  • Immorality: This is the chronic feeling that you are a bad, immoral person unworthy of love and respect.
  • Incompetence: This is the feeling that you’re not a capable person in many different aspects of life. So often, this means a person who feels incompetent will defer to other people.

Other Low Self-Esteem Factors

Though there are four main causes of low self-esteem, there are other factors that contribute. Many of them are environmental or circumstantial.

  • Appearance: Many people feel negative about the way they look. Whether perceived or real, you might have low self-esteem based on your weight, height, or society’s conceptions of beauty. 
  • Money: Lack of money can wear on people. It’s exhausting to constantly play catch up on your finances, and feel inadequate at life compared to your friends and loved ones who are financially stable.
  • Job: Working a job you don’t like or feel is beneath you contributes to low self-worth, especially when the job isn’t congruent with your education level.
  • Relationships: Did you come from a broken or dysfunctional home? Do you feel all your personal relationships are doomed to fail? Feeling incapable of love or healthy friendships causes low self-esteem.

Alcoholism and Low Self-Esteem

You now know the many causes of low self-esteem. What is the relationship between alcoholism and self-confidence? How are these two issues intertwined and why?


These chronic negative feelings are too much to bear for any person. If you’ve felt them at any point in your life, you know how you want to crawl in bed and pull the blanket over your head to avoid them.

The problem is, you can’t live a life like this. So to get through the day and escape these harmful negative feelings, people turn to alcohol.

Fill the Void of Loneliness

If you suffer from low self-esteem, you might have trouble maintaining healthy personal relationships. You may feel you’re unworthy of them.
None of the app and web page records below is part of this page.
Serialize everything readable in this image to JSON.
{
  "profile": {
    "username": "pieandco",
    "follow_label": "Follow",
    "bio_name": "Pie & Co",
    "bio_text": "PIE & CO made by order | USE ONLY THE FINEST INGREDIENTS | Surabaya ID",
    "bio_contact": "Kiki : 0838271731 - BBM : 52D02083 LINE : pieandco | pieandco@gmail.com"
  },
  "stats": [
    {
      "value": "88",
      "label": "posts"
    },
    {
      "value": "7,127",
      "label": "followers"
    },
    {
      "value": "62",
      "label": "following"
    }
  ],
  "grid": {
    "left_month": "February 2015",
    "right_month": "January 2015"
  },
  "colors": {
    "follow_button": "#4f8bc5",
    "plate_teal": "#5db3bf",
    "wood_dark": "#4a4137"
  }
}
If you avoid friendships and lovers because of your low self-opinion, more than likely you’re often lonely. Loneliness reinforces all the negative feelings you have about yourself. To fill the hours of solitude, you may turn to drink.

Coping Mechanism

Those with low self-esteem often have poor coping mechanisms. When even the smallest aspect of their life goes wrong, you’re cast into a downward spiral of inadequate feelings, frustration, and shame. 

To cope with life’s trials and tribulations both minor and major, you turn to the bottle.


As was previously stated, alcohol use disorder is often comorbid with other psychological disorders. Low self-esteem often overlaps with psychological disorders like social anxiety disorder and depression.

In these cases, you might turn to alcohol to help mitigate the symptoms. Self-medication with alcohol or drugs is a dangerous road to travel for those with self-esteem issues.

The Cycle of Addiction

If you use alcohol to escape your low self-esteem, you’re always on the run. You’re always trying to stay one step ahead of your negative feelings. You’re desperate to cope with them when they show up.

They always show up. Your negative self-conception is always there. The problem is, the more you drink, the worse you feel about yourself. The worse you feel about yourself, the more you drink.

Low confidence and alcohol abuse work in an unfortunate tandem. You don’t like yourself, so you drink to build your confidence. Then you wake up the next day and hate yourself for drinking so much.

You have misgivings about your behavior when consuming alcohol. The only way you know how to escape these feelings is to drink once again. Now you’re caught in a cycle that only gets worse until you put a stop to it.

Alcohol and Self-Esteem

If you suffer from low self-esteem, you might drink to help you build confidence or forget about how poorly you feel. This is a dangerous game.

Alcohol and self-esteem levels are two kite strings that knot together. No matter how hard you try, you can’t find higher self-confidence at the bottom of a bottle.

There is help for you. New Leaf, based in serene San Juan Capestrano, offers you a sustainable way to break the cycle and live the life you want. If you’re ready to start your journey to a new life, call us today.